2013 Lee Chee Leong (MCA) 21,463 44% Ko Chung Sen (DAP) 26,863 55%

References[edit]

  1. ^ "Deputy Foreign Minister". Ministry of Foreign Affairs. Retrieved 15 June 2010. 
  2. ^ http://www.thestar.com.my/News/Nation/2013/12/22/New-leaders-will-bring-a-breath-of-fresh-air-says-Lee/
  3. ^ http://www.nst.com.my/latest/lee-appointed-as-kedah-mca-chairman-1.459176
  4. ^ a b c Pek Yee, Foong (10 May 2009). "From Kampar to Putrajaya". The Star (Malaysia). Retrieved 5 January 2010. 
  5. ^ Kong, Lester (4 June 2010). "Chee Leong prefers to let his work do the talking". The Star. Star Publications. Retrieved 4 June 2010. 

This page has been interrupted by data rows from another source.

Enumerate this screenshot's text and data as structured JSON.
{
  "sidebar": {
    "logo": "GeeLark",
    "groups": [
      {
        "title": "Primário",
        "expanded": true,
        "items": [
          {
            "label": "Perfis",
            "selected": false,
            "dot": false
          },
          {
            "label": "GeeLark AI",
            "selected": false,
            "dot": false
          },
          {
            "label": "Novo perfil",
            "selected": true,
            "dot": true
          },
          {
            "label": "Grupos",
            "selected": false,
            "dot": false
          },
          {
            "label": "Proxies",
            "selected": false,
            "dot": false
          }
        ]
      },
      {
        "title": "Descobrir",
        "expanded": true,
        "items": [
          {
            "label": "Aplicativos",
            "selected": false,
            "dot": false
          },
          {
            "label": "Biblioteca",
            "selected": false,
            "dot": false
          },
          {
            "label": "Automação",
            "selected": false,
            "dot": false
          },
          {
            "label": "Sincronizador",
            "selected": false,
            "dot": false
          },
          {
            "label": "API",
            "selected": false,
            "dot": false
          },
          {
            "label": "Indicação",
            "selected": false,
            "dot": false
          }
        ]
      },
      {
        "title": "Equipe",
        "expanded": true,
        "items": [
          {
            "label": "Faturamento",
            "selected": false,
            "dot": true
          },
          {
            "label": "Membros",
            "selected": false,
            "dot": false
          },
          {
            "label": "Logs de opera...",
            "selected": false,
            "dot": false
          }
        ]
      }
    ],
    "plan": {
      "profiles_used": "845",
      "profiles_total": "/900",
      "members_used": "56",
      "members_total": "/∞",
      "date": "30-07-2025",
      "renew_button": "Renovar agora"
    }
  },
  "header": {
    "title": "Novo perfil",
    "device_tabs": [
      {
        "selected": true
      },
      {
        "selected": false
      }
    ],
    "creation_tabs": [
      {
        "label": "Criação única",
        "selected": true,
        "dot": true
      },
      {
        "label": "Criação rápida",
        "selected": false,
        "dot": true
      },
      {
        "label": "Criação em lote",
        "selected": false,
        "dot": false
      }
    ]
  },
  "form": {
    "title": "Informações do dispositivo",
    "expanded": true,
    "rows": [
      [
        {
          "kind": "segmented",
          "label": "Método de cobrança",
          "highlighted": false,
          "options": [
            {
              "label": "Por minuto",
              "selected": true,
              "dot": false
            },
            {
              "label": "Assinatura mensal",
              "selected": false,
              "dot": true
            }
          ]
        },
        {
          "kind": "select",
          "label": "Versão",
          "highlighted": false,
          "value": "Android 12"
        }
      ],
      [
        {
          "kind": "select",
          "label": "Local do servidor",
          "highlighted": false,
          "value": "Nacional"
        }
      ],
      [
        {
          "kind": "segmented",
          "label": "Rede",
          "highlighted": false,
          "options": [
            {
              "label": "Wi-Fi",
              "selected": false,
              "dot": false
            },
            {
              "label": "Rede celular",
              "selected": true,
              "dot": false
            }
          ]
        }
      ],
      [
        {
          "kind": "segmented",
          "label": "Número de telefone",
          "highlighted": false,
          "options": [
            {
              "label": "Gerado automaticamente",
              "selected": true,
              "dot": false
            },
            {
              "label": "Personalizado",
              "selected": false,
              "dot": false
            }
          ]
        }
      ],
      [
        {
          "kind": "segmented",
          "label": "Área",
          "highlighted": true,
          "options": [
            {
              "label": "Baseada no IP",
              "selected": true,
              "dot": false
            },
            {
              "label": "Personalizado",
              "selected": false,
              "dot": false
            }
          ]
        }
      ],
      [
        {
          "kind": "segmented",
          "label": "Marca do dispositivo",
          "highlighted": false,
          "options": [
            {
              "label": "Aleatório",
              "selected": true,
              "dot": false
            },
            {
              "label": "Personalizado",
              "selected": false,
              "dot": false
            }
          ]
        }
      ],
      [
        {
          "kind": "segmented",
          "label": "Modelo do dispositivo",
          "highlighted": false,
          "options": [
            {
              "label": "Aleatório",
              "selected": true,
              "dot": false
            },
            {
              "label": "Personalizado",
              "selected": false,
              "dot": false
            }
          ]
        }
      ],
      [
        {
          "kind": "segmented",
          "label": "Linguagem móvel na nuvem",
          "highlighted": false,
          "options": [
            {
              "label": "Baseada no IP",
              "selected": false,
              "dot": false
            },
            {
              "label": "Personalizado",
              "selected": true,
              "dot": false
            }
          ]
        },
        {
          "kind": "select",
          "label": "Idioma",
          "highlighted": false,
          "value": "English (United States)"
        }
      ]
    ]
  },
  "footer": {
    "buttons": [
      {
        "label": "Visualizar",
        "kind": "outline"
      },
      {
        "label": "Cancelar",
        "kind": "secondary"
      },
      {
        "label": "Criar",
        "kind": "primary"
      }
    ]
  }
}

  6. ^ a b "Keputusan Pilihan Raya Umum Parlimen/Dewan Undangan Negeri". Election Commission of Malaysia. Archived from the original on 6 September 2011. Retrieved 15 June 2010.  Percentage figures are based on total turnout and include votes for candidates not listed.
  7. ^ "Keputusan Pilihan Raya Umum 13 Parlimen/Dewan Undangan Negeri 2013". Election Commission of Malaysia. Retrieved 8 May 2016. 
  8. ^ "Malaysia Decides 2008". The Star (Malaysia). Archived from the original on 9 April 2008. Retrieved 5 January 2010. .